Look through the entries below and return all lines including the word "from".

+-------+

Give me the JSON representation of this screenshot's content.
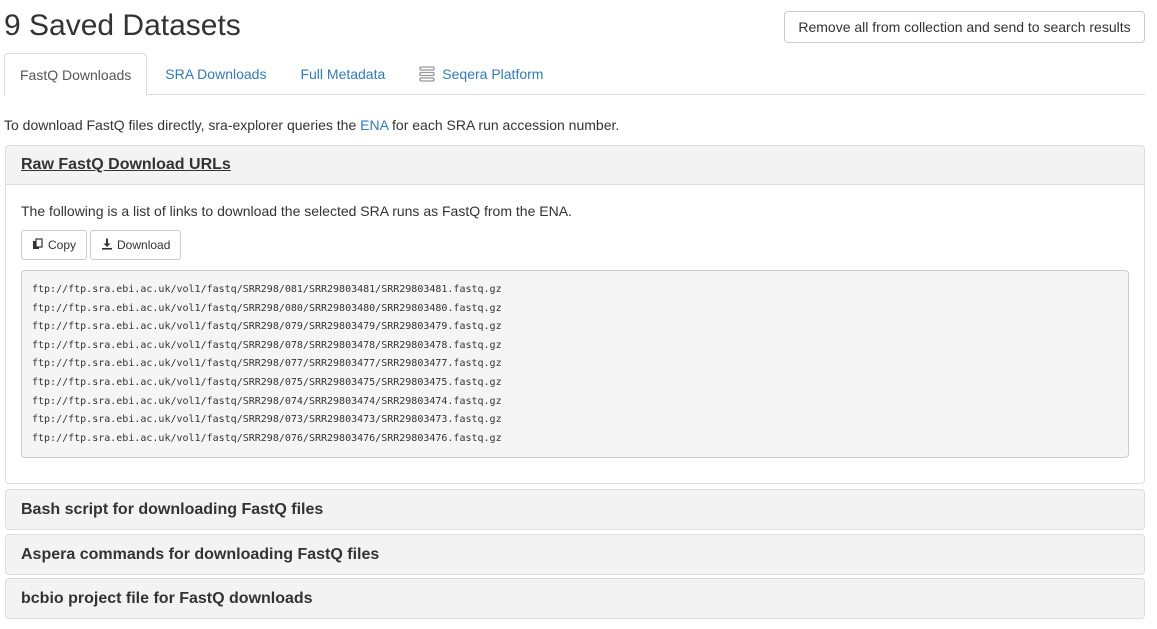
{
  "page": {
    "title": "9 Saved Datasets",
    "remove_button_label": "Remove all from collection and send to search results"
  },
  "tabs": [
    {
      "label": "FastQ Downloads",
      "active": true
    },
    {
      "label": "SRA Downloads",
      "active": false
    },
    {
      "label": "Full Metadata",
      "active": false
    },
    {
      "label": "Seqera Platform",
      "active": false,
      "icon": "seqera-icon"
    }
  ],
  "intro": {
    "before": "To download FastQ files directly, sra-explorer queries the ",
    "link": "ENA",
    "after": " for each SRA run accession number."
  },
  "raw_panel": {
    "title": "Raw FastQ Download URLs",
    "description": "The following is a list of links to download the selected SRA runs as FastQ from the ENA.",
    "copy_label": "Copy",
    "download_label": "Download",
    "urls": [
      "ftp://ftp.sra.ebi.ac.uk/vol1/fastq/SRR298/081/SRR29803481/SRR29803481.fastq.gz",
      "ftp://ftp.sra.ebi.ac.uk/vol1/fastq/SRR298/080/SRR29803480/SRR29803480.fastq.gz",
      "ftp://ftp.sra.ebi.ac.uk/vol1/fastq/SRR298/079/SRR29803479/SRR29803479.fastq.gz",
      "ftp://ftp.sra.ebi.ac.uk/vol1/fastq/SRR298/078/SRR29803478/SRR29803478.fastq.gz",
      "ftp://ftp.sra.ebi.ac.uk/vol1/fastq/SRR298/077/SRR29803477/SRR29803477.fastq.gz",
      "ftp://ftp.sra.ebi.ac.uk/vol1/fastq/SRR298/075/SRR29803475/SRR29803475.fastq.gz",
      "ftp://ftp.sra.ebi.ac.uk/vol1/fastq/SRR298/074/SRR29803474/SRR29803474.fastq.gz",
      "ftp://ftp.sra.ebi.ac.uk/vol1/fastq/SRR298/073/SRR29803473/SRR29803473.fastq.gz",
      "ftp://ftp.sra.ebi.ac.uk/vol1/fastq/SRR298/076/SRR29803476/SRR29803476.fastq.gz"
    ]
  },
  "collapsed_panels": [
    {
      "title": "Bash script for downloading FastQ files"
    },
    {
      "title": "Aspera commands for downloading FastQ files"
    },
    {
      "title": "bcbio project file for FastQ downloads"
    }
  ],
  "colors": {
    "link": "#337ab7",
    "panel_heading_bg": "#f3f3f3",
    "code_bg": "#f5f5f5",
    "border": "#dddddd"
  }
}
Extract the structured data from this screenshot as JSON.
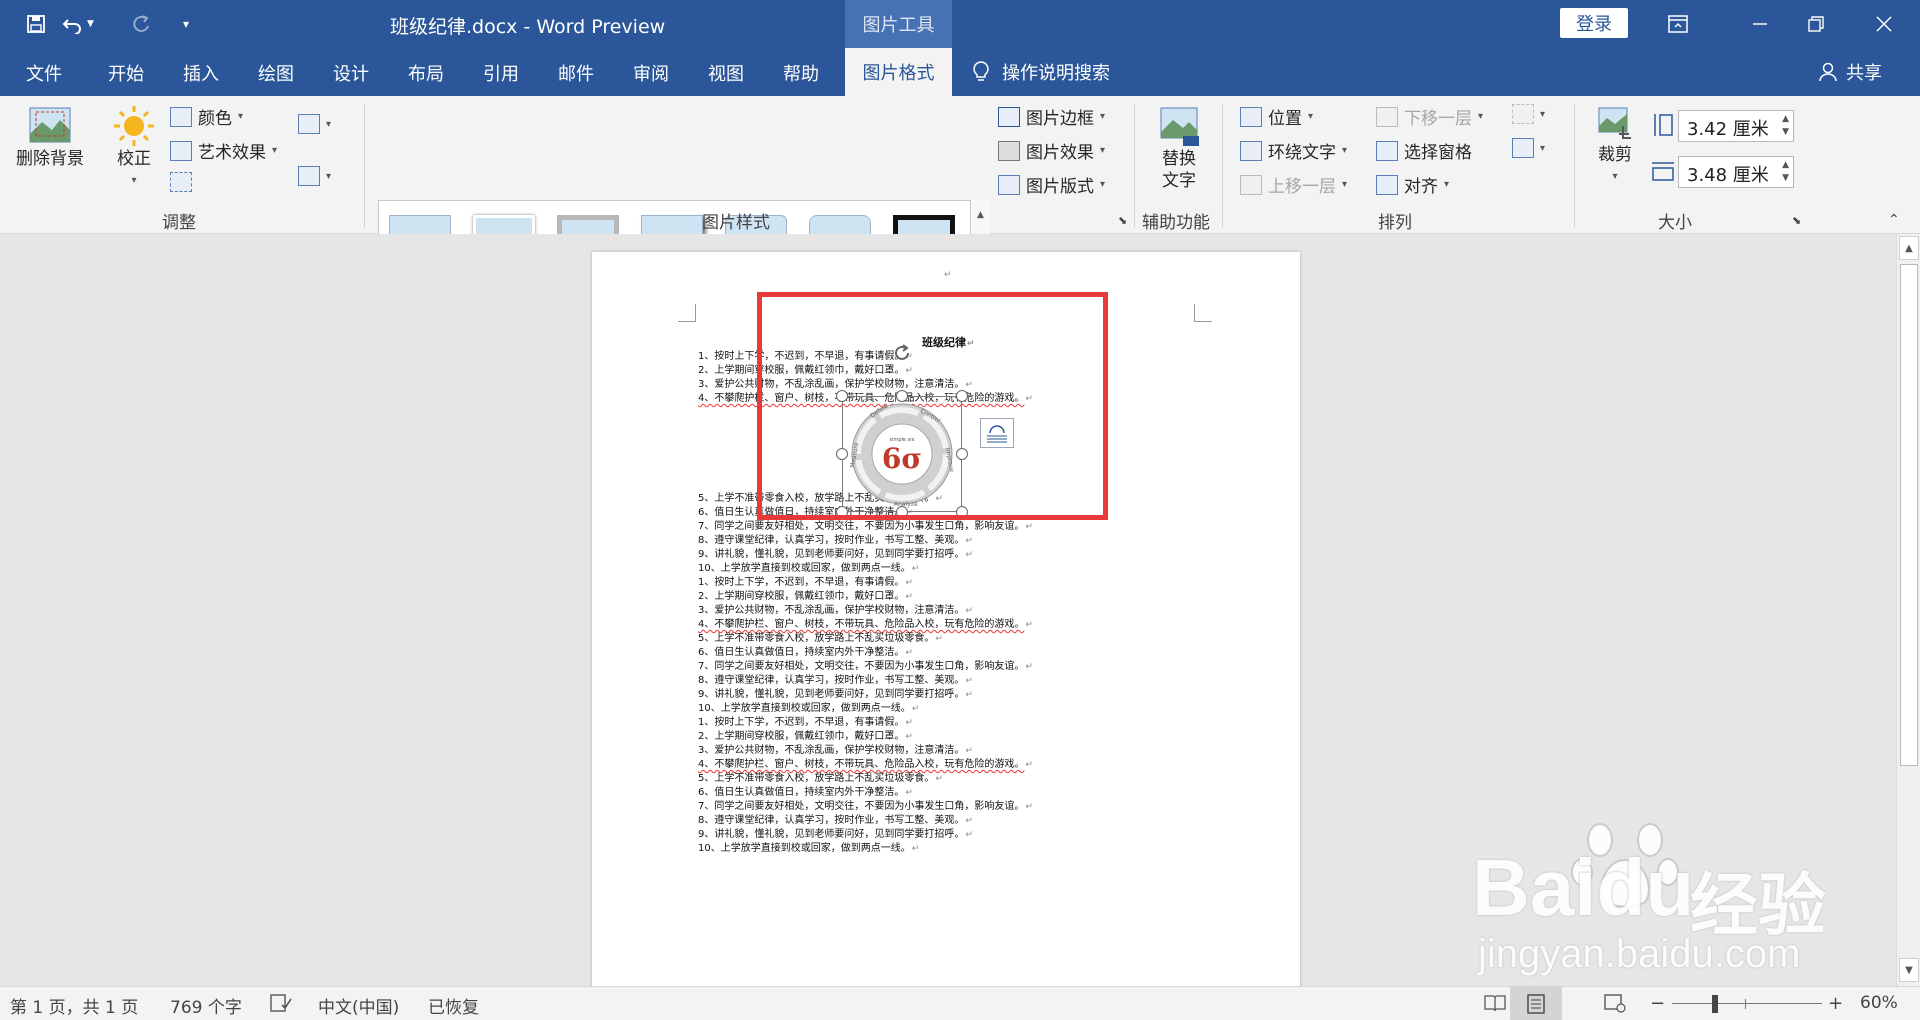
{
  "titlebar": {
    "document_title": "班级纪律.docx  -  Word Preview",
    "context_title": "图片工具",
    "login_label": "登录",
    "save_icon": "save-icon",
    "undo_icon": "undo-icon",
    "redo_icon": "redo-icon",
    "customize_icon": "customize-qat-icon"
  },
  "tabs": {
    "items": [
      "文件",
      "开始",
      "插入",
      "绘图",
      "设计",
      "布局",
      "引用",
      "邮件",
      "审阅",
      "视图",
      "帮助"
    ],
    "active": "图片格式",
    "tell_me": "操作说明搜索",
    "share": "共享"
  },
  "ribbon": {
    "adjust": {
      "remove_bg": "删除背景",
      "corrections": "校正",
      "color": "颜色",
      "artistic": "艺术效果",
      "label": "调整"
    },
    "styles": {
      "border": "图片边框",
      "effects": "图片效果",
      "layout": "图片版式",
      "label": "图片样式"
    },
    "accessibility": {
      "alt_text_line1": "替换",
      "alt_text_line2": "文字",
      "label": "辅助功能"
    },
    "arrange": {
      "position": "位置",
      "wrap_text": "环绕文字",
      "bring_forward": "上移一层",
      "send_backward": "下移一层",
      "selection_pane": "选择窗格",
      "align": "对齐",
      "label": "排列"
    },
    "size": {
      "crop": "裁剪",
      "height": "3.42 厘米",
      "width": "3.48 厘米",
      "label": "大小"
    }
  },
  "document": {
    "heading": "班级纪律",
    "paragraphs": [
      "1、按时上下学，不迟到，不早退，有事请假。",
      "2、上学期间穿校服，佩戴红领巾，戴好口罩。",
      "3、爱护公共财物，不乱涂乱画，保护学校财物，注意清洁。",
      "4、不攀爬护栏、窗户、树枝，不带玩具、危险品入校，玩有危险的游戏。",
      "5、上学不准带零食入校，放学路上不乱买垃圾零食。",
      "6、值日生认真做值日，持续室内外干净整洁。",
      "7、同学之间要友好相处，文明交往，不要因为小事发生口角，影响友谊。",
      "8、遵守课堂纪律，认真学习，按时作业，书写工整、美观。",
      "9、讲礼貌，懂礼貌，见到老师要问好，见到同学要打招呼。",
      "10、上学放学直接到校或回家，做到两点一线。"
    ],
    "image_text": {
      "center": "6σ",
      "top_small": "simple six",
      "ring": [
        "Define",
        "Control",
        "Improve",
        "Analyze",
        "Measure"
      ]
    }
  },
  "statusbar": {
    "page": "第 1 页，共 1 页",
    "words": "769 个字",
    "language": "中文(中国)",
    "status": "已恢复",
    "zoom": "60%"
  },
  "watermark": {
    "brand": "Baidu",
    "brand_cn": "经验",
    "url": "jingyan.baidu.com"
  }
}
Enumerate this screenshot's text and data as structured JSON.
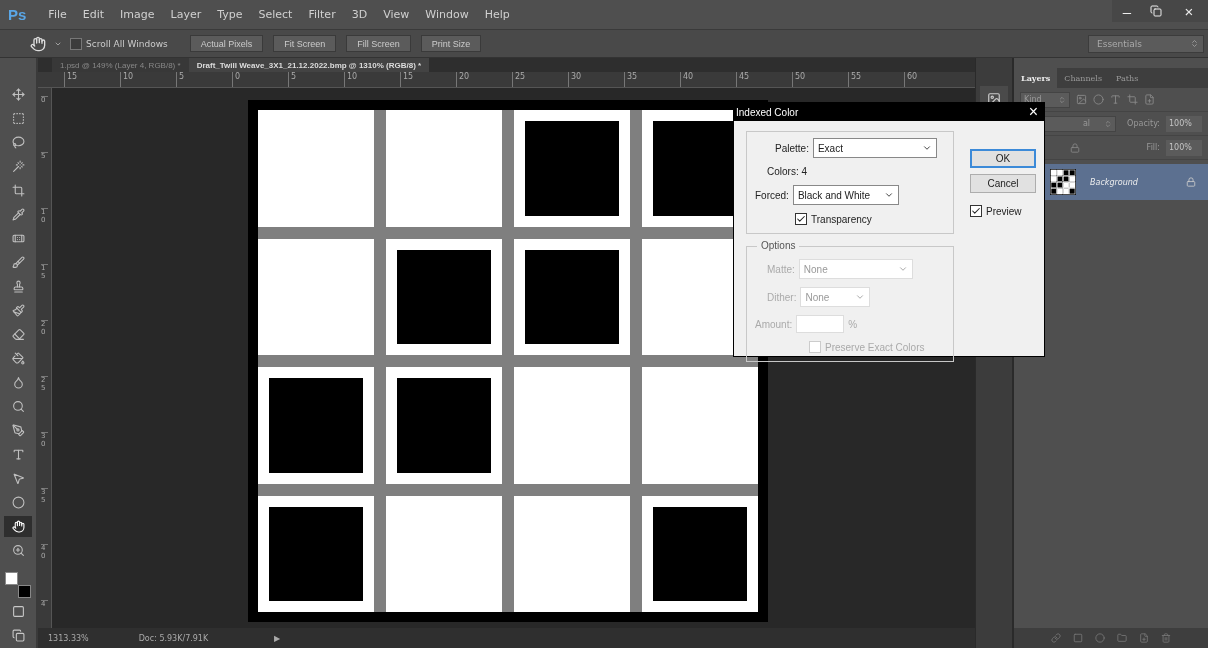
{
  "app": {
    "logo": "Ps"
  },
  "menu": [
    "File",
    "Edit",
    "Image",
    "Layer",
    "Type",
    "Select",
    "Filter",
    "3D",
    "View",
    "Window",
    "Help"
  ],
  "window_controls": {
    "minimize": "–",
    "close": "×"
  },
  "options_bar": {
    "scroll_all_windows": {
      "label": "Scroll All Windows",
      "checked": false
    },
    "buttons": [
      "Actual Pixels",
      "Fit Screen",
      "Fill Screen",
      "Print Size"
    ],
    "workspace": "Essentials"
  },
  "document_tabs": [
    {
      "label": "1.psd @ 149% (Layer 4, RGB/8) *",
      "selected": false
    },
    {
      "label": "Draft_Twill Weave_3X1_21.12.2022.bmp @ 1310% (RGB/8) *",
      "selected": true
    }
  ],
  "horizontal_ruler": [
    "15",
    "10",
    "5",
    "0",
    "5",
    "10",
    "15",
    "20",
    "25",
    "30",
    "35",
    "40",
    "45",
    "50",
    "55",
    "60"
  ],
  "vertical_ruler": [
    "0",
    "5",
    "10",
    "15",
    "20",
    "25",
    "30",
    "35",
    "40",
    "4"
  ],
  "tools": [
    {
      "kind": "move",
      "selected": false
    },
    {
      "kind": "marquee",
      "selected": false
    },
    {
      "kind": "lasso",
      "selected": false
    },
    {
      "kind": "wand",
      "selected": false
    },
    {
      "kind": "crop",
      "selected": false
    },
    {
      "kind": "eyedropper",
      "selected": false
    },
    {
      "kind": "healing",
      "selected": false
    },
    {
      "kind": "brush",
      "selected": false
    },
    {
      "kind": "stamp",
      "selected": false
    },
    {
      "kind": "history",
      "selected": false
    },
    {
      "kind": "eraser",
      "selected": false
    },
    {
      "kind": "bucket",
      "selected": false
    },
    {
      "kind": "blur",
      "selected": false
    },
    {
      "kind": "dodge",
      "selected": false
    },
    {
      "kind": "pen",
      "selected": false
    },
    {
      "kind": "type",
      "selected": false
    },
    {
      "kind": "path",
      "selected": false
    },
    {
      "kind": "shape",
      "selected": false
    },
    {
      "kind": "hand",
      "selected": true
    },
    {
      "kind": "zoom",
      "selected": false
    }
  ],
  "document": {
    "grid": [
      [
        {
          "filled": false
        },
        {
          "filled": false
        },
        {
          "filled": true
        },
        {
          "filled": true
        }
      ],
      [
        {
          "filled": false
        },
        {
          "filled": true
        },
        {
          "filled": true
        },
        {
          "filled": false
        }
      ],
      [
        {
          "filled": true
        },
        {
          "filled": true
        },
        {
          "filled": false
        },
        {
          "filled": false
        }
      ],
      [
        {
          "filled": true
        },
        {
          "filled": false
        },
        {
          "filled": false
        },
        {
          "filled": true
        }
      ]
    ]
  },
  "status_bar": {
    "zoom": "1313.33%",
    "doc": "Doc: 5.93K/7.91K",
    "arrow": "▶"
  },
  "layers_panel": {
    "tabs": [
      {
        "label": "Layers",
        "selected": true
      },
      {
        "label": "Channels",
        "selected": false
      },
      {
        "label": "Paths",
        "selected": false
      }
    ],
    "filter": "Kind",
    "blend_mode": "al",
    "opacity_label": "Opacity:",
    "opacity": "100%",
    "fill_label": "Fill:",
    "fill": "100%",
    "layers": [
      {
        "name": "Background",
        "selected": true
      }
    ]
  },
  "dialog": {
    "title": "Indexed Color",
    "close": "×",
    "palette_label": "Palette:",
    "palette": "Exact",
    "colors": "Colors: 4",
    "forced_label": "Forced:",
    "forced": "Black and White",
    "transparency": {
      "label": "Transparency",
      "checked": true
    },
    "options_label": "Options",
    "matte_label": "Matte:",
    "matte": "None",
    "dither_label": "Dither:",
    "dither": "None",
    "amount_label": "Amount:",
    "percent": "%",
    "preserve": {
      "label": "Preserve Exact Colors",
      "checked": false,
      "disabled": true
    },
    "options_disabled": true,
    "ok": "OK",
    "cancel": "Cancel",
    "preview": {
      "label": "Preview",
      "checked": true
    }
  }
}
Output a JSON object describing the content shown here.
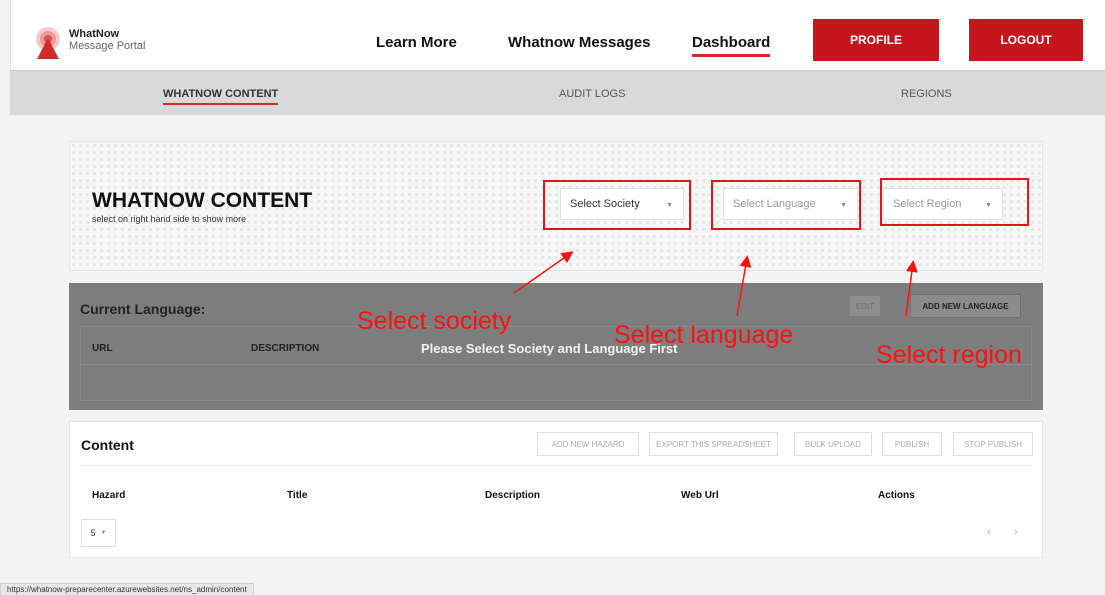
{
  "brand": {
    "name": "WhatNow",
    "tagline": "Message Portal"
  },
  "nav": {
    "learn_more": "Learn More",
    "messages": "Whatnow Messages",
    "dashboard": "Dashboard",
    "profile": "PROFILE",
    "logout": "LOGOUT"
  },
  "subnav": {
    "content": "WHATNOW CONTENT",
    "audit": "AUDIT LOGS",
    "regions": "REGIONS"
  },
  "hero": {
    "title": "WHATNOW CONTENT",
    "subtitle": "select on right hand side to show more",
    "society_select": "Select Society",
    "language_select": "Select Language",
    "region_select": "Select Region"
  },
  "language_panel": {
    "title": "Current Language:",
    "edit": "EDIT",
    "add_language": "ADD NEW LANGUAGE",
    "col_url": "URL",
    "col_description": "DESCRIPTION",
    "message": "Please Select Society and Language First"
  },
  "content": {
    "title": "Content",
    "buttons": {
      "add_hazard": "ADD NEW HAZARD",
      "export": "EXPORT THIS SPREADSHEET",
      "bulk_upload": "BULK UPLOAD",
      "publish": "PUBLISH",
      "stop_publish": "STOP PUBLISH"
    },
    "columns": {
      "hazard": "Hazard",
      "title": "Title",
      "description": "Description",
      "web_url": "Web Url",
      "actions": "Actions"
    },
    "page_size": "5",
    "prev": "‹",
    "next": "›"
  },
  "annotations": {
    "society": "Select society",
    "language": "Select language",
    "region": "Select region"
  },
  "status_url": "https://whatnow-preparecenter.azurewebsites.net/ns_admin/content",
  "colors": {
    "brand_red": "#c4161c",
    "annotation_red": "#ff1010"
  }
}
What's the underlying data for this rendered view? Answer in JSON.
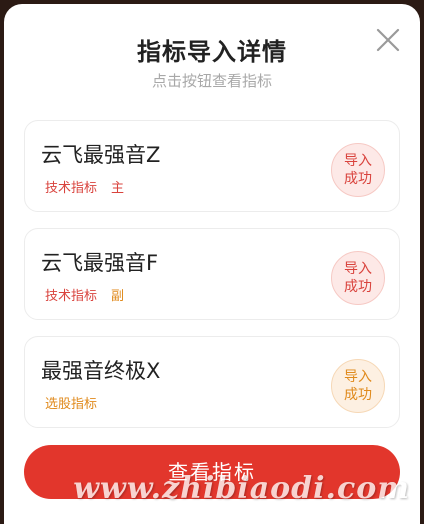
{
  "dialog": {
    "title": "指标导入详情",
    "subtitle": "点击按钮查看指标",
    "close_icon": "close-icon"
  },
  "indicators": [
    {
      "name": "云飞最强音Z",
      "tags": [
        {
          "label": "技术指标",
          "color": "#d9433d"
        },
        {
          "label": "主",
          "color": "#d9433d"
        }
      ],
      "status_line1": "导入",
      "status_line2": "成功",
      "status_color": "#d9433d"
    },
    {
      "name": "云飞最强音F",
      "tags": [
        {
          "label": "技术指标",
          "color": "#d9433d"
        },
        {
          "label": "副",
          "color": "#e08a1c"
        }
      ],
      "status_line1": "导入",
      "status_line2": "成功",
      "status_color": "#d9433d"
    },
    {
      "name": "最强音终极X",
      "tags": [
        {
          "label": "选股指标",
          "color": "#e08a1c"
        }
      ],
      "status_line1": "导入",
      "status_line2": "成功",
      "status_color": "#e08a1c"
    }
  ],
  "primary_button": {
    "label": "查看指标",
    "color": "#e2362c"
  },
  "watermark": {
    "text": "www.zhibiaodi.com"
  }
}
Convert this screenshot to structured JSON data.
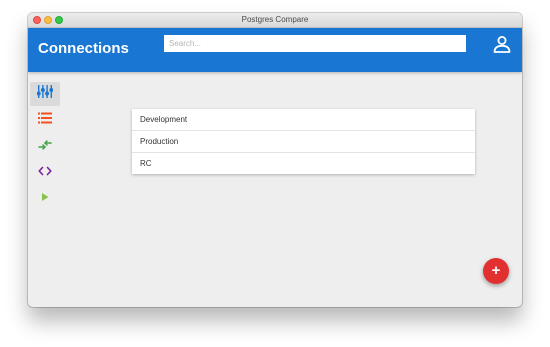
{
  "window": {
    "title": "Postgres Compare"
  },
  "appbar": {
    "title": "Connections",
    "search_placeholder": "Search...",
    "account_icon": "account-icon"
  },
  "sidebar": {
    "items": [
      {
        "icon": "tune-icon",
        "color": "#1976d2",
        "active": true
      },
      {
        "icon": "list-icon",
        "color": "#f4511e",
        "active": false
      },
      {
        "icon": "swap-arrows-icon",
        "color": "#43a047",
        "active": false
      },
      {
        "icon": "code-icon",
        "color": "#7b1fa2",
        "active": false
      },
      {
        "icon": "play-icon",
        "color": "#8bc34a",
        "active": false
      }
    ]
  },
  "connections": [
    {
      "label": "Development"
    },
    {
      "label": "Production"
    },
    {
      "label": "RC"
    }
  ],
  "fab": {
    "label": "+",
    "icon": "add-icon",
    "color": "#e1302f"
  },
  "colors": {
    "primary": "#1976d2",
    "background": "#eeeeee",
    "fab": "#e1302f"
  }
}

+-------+

◆ ANSWER TO THE PROBLEM ◆
    "remove_button_label": "Remove all from collection and send to search results"
    "description": "The following is a list of links to download the selected SRA runs as FastQ from the ENA.",
Extract the structured data from this screenshot as JSON.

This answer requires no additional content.